Inspiration to learn how to prune roses, it is relatively simple once you follow a few steps.

Inspiration to learn how to prune roses, it is relatively simple once you follow a few steps.

Rose Pruning

Ok, it’s that time! If you are one of those people who have wondered through the year when you should be pruning your roses, the time is now. I look for green stems by St. Patrick’s Day, a good way to remember what time of year roses should be pruned.

To prune roses, start with sharp trimmers cleaned with alcohol so you are not spreading last year’s diseases. I use old socks soaked in rubbing alcohol to wipe down my trimmers. I also make sure the trimmers have been sharpened so the cuts are clean; using dull trimmers will cause stem tissue damage to the plant and invite diseases as well as slow down growth.

Now pruning anything can be nerve-racking. The good thing to remember is that most plants, including roses, are forgiving so take a deep breath.

The second tip is to take your time.  When I first started pruning, I tied pieces of yarn and old bread ties where I was thinking of cutting. I would adjust the cutting plan before actually making the cut. If I made a cut and didn't like it, I would remind myself of tip number one.

After trying several different approaches, here is how I start. I first remove any and all dead stems, that usually gives a better view of what's left behind and what you should trim next. Go slowly; some branches that are dead may only be dormant. If in doubt, first scrape the branch gently with your fingernail to expose what's underneath. If it's green, that branch is still alive.

Some branches may be yellow green; that means it may be dying but it could rally with a little help so don’t give up on it just yet. Definitely mark that rose for a little extra soil conditioning and give each plant ¼ cup dried coffee grounds, half to one banana peel and 2 tablespoons Epsom salt mixed together. I also add crushed egg shells and dried orange peels when I have them. Feed once a month through the growing season.

You want to keep a shape that leaves air circulating through the center so remove branches that crisscross or are in-growing.

Now that the dead branches are gone, and then the criss-crossing ones have been removed, what is left is almost done.

Look for the pink nodes facing outwards, that's where you want to cut to encourage growth.

Look for the pink nodes facing outwards, that's where you want to cut to encourage growth.

Look carefully at what is growing where.

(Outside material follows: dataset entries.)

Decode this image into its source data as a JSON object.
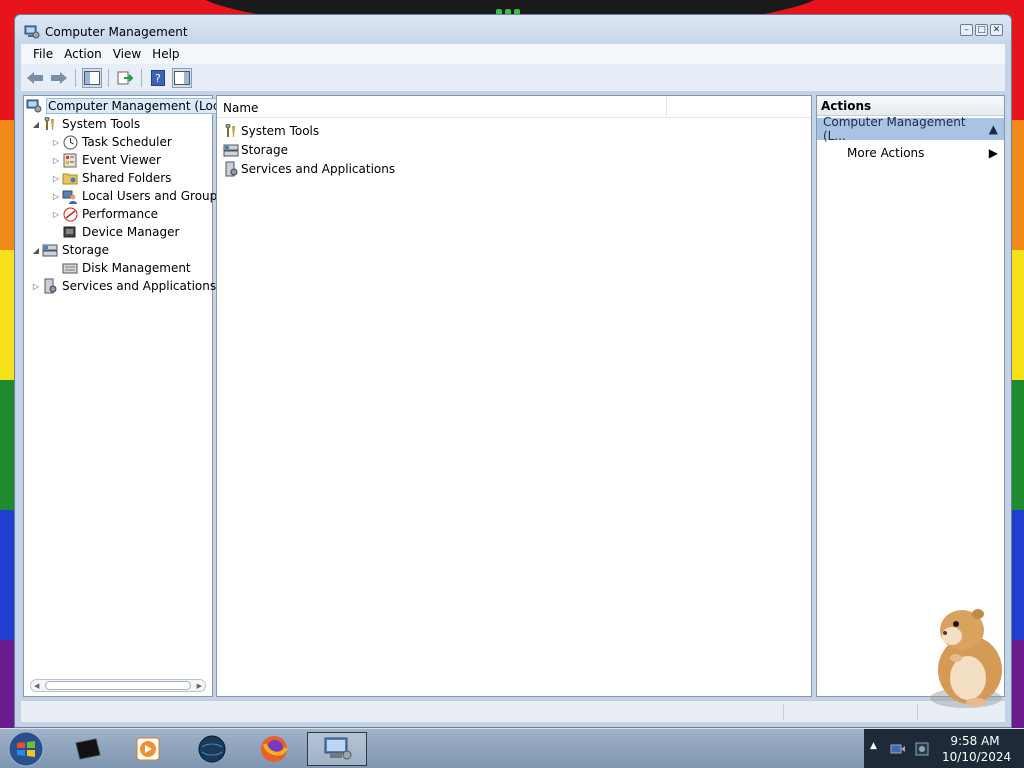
{
  "window": {
    "title": "Computer Management",
    "menus": [
      "File",
      "Action",
      "View",
      "Help"
    ]
  },
  "tree": {
    "items": [
      {
        "label": "Computer Management (Local",
        "level": 0
      },
      {
        "label": "System Tools",
        "level": 1
      },
      {
        "label": "Task Scheduler",
        "level": 2
      },
      {
        "label": "Event Viewer",
        "level": 2
      },
      {
        "label": "Shared Folders",
        "level": 2
      },
      {
        "label": "Local Users and Groups",
        "level": 2
      },
      {
        "label": "Performance",
        "level": 2
      },
      {
        "label": "Device Manager",
        "level": 2
      },
      {
        "label": "Storage",
        "level": 1
      },
      {
        "label": "Disk Management",
        "level": 2
      },
      {
        "label": "Services and Applications",
        "level": 1
      }
    ]
  },
  "main": {
    "column_name": "Name",
    "rows": [
      "System Tools",
      "Storage",
      "Services and Applications"
    ]
  },
  "actions": {
    "header": "Actions",
    "section": "Computer Management (L...",
    "more": "More Actions"
  },
  "taskbar": {
    "time": "9:58 AM",
    "date": "10/10/2024"
  }
}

Find the pink nodes facing outwards, that’s where the plant will grow. Cut the branch 1/4 inch above the swollen bud at a 45 degree angle, that will encourage the branch to grow outward.

In general, also follow the following guidelines:

If you want your rose bush to be about the same size as it was last year, cut it down by half.

If you want a smaller shrub, prune to one third of its original size.

If you want something larger, prune to two thirds of its original size.

If this is your first year growing roses, prune much lighter at first; I usually wait until at least the second year before doing any pruning.

Charlotte